## [What you need to do]
Each line of the records needs to come back exactly as written.

Data records for software interfaces:
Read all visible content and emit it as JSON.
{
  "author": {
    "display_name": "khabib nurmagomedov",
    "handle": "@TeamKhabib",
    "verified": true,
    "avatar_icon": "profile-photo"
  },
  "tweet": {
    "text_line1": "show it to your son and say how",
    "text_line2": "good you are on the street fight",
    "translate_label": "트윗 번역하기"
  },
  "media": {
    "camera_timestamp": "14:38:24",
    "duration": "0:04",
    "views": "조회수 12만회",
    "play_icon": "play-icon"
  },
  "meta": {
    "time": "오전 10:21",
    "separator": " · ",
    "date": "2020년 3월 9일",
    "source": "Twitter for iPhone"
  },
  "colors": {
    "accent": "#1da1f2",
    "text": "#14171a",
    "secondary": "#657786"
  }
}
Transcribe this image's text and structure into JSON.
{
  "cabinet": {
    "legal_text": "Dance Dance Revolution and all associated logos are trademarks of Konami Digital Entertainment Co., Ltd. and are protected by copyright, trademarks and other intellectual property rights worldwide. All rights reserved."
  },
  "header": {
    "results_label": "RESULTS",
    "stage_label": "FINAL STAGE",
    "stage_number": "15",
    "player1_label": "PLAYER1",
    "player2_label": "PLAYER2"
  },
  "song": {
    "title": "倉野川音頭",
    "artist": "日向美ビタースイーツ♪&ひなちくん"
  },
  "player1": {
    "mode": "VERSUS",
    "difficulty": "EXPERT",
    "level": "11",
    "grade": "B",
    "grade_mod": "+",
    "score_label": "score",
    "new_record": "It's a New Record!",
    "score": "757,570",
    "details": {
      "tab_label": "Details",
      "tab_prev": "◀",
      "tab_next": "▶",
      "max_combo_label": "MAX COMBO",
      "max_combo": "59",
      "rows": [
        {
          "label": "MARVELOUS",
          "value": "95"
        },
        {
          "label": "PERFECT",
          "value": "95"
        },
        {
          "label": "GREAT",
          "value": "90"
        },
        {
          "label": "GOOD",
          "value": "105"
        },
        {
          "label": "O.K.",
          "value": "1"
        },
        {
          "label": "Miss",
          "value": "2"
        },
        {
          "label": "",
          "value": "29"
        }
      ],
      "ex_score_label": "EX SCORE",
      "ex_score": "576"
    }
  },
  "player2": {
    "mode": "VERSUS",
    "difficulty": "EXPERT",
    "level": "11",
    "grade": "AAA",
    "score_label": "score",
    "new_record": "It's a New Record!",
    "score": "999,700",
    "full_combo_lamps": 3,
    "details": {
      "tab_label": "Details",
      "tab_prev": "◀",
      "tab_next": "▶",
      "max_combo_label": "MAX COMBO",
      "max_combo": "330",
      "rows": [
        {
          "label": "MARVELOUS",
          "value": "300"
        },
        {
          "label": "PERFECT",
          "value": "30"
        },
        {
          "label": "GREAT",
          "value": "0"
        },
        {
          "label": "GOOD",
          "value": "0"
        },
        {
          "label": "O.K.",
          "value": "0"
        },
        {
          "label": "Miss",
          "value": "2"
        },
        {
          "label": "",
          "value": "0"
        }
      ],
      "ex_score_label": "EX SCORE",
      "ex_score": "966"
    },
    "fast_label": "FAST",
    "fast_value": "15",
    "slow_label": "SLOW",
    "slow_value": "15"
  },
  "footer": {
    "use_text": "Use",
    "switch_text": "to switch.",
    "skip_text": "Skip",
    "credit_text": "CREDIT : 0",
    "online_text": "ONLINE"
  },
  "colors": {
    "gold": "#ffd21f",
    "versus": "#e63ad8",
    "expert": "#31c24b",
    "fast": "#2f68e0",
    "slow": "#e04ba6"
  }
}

## [Solution below]
Read all visible content and emit it as JSON.
{
  "author": {
    "display_name": "khabib nurmagomedov",
    "handle": "@TeamKhabib",
    "verified": true,
    "avatar_icon": "profile-photo"
  },
  "tweet": {
    "text_line1": "show it to your son and say how",
    "text_line2": "good you are on the street fight",
    "translate_label": "트윗 번역하기"
  },
  "media": {
    "camera_timestamp": "14:38:24",
    "duration": "0:04",
    "views": "조회수 12만회",
    "play_icon": "play-icon"
  },
  "meta": {
    "time": "오전 10:21",
    "separator": " · ",
    "date": "2020년 3월 9일",
    "source": "Twitter for iPhone"
  },
  "colors": {
    "accent": "#1da1f2",
    "text": "#14171a",
    "secondary": "#657786"
  }
}
Transcribe this image's text and structure into JSON.
{
  "cabinet": {
    "legal_text": "Dance Dance Revolution and all associated logos are trademarks of Konami Digital Entertainment Co., Ltd. and are protected by copyright, trademarks and other intellectual property rights worldwide. All rights reserved."
  },
  "header": {
    "results_label": "RESULTS",
    "stage_label": "FINAL STAGE",
    "stage_number": "15",
    "player1_label": "PLAYER1",
    "player2_label": "PLAYER2"
  },
  "song": {
    "title": "倉野川音頭",
    "artist": "日向美ビタースイーツ♪&ひなちくん"
  },
  "player1": {
    "mode": "VERSUS",
    "difficulty": "EXPERT",
    "level": "11",
    "grade": "B",
    "grade_mod": "+",
    "score_label": "score",
    "new_record": "It's a New Record!",
    "score": "757,570",
    "details": {
      "tab_label": "Details",
      "tab_prev": "◀",
      "tab_next": "▶",
      "max_combo_label": "MAX COMBO",
      "max_combo": "59",
      "rows": [
        {
          "label": "MARVELOUS",
          "value": "95"
        },
        {
          "label": "PERFECT",
          "value": "95"
        },
        {
          "label": "GREAT",
          "value": "90"
        },
        {
          "label": "GOOD",
          "value": "105"
        },
        {
          "label": "O.K.",
          "value": "1"
        },
        {
          "label": "Miss",
          "value": "2"
        },
        {
          "label": "",
          "value": "29"
        }
      ],
      "ex_score_label": "EX SCORE",
      "ex_score": "576"
    }
  },
  "player2": {
    "mode": "VERSUS",
    "difficulty": "EXPERT",
    "level": "11",
    "grade": "AAA",
    "score_label": "score",
    "new_record": "It's a New Record!",
    "score": "999,700",
    "full_combo_lamps": 3,
    "details": {
      "tab_label": "Details",
      "tab_prev": "◀",
      "tab_next": "▶",
      "max_combo_label": "MAX COMBO",
      "max_combo": "330",
      "rows": [
        {
          "label": "MARVELOUS",
          "value": "300"
        },
        {
          "label": "PERFECT",
          "value": "30"
        },
        {
          "label": "GREAT",
          "value": "0"
        },
        {
          "label": "GOOD",
          "value": "0"
        },
        {
          "label": "O.K.",
          "value": "0"
        },
        {
          "label": "Miss",
          "value": "2"
        },
        {
          "label": "",
          "value": "0"
        }
      ],
      "ex_score_label": "EX SCORE",
      "ex_score": "966"
    },
    "fast_label": "FAST",
    "fast_value": "15",
    "slow_label": "SLOW",
    "slow_value": "15"
  },
  "footer": {
    "use_text": "Use",
    "switch_text": "to switch.",
    "skip_text": "Skip",
    "credit_text": "CREDIT : 0",
    "online_text": "ONLINE"
  },
  "colors": {
    "gold": "#ffd21f",
    "versus": "#e63ad8",
    "expert": "#31c24b",
    "fast": "#2f68e0",
    "slow": "#e04ba6"
  }
}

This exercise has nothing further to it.